A new listing hits the market, and you rush your buyers to see it. By the next morning, you learn there were multiple offers – at least ten – one of which was accepted, and it wasn’t yours. What happens next for you and your buyers largely depends on the conversation you had with them while drawing up the offer. In this market, multiple offers are a part of the deal. What you hope is not part of the deal is getting blamed for losing multiple offers for your buyer.
Too often, rejected buyers will take their frustration out on their agents by firing them. Is that justified? It depends. Let me illustrate. Let’s say a friend gives you $100 and asks you to buy lottery tickets for her. Instead of telling you the numbers she wants to play, she asks what you think. You proceed to pick the numbers and none of the tickets win. Who might she blame? Would the conversation be different if she had chosen the numbers?
Keep your fingerprints off the contract, especially price
The same is true in our role as a buyer’s agent. The key to maintaining a working relationship with your buyer, even when they’re losing bids, is to make sure you keep your fingerprints off the specifics of the contract, especially the price. If you advise them on what to offer and they lose, they may blame you (and rightly so), just like in lottery ticket example. However, if you have the right conversation with them in which they end up “picking the number,” they would have a hard time blaming you. You’ll also have a better chance of continuing to work with that buyer on their next offer.
This starts by asking great questions and having the proper “expectation conversation.” A buyer consultation in your office prior to starting the buying process is ideal, however the speed of this market is dictating that we have to be nimbler than that. A conversation may take place at an open house or during a phone call as you’re driving to meet them at the property. Regardless of where or how much time you have, if you can cover the following areas, you will have a better chance of winning with your buyers, even if your buyers don’t win with the seller.
Expectation Conversation Scripts
- TAKE THE BUYER’S TEMPERATURE: Find out where they feel the market is by asking what I call the “Meat Thermometer” question. “As a buyer in this market, do you feel the market is working in your favor or against you?” You want to hear them say that the market is working against them because of how fast homes are selling. Now you can stress the urgency of the market and work through the below scripts. Some agents educate the buyers by TELLING them about the multiple offer market. I feel it’s better to ASK them about it because it’s more powerful when they hear themselves say it.
- FORGET HOW YOU BOUGHT YOUR LAST HOME: “The proverbial tennis match method of offer/counter-offer over four days doesn’t exist. Today’s market is more like a sealed bid auction in which we will only have one opportunity to win. Unless we’re the best offer, we probably won’t hear back from the seller. This means we have one shot; are you willing to send your best offer first?”

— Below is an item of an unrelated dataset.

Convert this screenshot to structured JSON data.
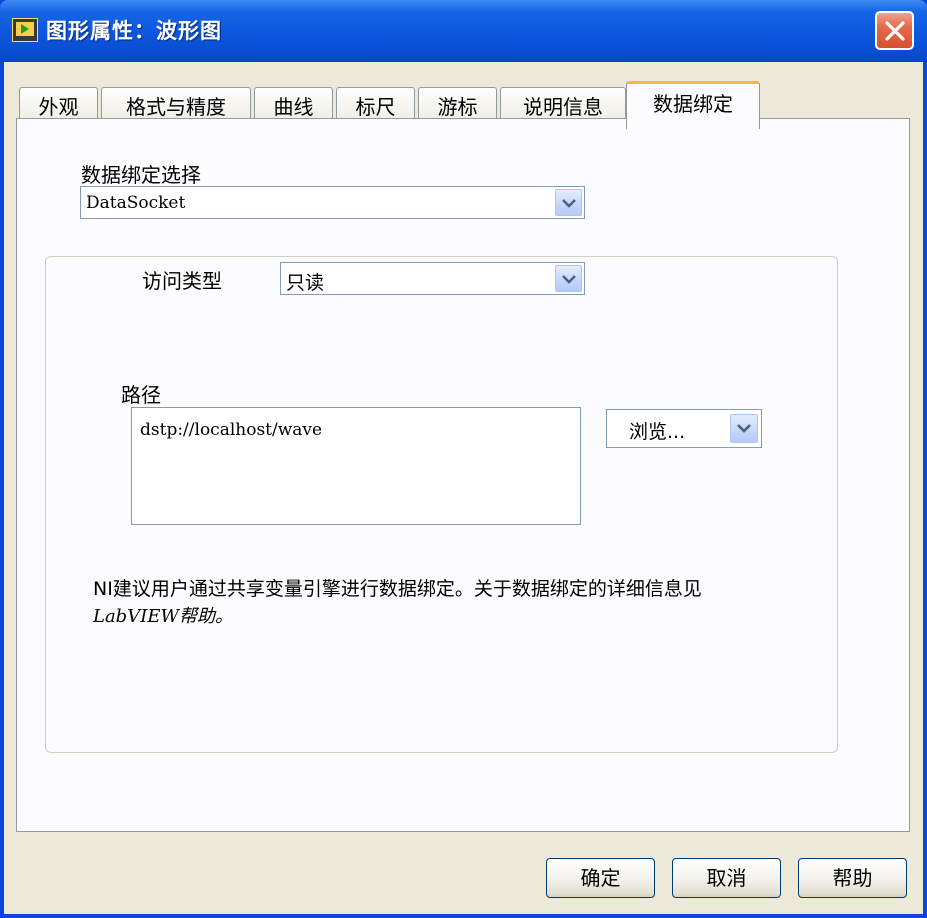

- ASKING PRICE IS STARTING LINE: “In this market the asking price is really the starting line, meaning that many homes sell above asking price because the market value is greater than the asking price. When we find the right home for you, will your focus be on the asking price or the market value”? Have this conversation up front to flush out any bias they may have to paying more than the asking price.
- SELLERS MARKET vs WINNER’S MARKET: I’m not a big fan of using the term “Seller’s Market” because that implies the seller wins and the buyer loses. Rather, here’s what I would ask. “Did you know we’re in a winner’s market? It’s a winner’s market because sellers are benefiting from rising prices. Buyers win too because as soon as they secure a home, they begin riding up the same equity elevator that the sellers were on. Won’t that be fun?”

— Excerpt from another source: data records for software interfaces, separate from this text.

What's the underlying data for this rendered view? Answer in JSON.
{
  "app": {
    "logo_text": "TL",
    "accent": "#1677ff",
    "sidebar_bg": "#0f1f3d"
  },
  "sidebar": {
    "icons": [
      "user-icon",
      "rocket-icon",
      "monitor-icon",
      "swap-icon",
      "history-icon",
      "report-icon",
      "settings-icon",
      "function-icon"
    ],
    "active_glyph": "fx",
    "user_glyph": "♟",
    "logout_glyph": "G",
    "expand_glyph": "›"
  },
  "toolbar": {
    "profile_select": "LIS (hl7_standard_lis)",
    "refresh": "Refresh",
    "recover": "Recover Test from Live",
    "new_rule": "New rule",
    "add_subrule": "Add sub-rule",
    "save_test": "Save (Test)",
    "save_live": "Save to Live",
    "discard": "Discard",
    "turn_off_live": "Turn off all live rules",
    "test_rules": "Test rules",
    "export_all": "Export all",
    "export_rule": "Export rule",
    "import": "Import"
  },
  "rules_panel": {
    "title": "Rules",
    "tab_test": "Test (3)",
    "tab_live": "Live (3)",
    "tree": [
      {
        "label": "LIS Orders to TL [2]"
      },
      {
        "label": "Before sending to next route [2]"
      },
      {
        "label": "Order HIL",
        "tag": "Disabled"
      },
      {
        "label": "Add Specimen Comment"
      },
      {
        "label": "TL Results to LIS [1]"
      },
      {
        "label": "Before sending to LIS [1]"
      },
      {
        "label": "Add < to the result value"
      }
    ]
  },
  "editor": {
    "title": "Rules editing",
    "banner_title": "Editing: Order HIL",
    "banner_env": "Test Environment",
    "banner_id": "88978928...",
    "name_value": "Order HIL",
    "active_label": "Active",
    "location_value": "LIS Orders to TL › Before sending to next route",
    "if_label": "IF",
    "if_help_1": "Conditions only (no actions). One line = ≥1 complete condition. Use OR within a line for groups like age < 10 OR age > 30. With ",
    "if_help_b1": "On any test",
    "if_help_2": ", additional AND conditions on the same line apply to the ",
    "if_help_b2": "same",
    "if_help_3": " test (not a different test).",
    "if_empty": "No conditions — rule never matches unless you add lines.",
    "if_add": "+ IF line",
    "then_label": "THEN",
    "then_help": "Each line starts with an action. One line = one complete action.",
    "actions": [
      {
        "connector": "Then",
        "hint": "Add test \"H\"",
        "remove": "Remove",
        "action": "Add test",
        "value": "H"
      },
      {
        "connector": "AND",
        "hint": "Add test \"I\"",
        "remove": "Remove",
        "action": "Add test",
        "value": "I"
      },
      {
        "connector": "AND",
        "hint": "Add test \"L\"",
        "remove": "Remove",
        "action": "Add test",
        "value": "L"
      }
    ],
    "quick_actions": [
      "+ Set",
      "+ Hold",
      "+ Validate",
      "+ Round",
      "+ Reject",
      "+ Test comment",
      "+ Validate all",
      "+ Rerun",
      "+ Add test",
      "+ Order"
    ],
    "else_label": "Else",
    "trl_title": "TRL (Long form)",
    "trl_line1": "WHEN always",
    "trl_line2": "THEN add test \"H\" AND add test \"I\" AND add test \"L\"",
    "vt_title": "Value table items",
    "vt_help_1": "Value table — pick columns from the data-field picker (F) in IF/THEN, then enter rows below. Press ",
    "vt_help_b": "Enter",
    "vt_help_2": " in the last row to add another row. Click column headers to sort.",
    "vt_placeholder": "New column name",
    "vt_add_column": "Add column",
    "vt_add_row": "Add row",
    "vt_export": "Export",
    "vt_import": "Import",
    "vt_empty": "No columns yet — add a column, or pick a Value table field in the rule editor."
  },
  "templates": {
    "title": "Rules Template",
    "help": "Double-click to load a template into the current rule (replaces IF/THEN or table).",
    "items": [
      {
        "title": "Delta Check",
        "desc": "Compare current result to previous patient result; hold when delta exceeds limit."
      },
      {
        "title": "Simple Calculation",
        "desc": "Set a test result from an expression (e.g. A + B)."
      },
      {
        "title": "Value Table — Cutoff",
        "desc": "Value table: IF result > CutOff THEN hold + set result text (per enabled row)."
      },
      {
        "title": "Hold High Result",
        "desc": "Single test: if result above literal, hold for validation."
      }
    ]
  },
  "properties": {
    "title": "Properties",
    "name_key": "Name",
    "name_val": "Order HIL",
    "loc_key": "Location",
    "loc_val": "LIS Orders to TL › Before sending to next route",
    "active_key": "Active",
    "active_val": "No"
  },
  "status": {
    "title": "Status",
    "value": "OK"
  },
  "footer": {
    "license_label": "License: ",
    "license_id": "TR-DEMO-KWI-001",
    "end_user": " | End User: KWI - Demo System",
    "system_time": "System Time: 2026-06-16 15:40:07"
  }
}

- WHAT SHOULD WE OFFER? Danger, this quicksand for agents because if you advise them on what to offer, especially when there are multiple offers to compete with, and they lose the bid, they may blame you or worse, fire you. We can still be the advisor they need by following the below model. (Note: All comments from the agent are questions.)
Buyer: What should we offer?
Agent: What are you willing to pay to own this home?
Buyer: We really like it. It’s listed at $400,000; we would be willing to pay $405,000. How’s that?
Agent: Imagine you don’t win the bid and find out after it closed that it sold for $406,000. How would you feel?
Buyer: Not good, that’s only $1,000 more. We would have paid that
Agent: Then $405,000 wasn’t your best, was it? What’s your very best number?
Buyer: What do you think we should offer?
Agent: I think you should make your very best offer first. What is your very best?
Buyer: We won’t pay a penny more than $420,000
Agent: Okay, let me ask again….If you didn’t get the home and learned that the home closed for $421,000, how would you feel?
Buyer: We would be okay at that point because we feel that $420,000 is our very best.
Agent: Excellent. If that happens and you can lay your head on the pillow, then I can too. Let’s write it up.
I believe great agents share only what they know and don’t share what they merely speculate. In this multiple-offer market, guessing how little your buyers should offer and still win the bid is only slightly easier than winning a Powerball drawing. Buyers can only offer what they feel is their very best. If you coach them to do that by following these five scripts, you and your buyers will both win more often. Keep the Faith.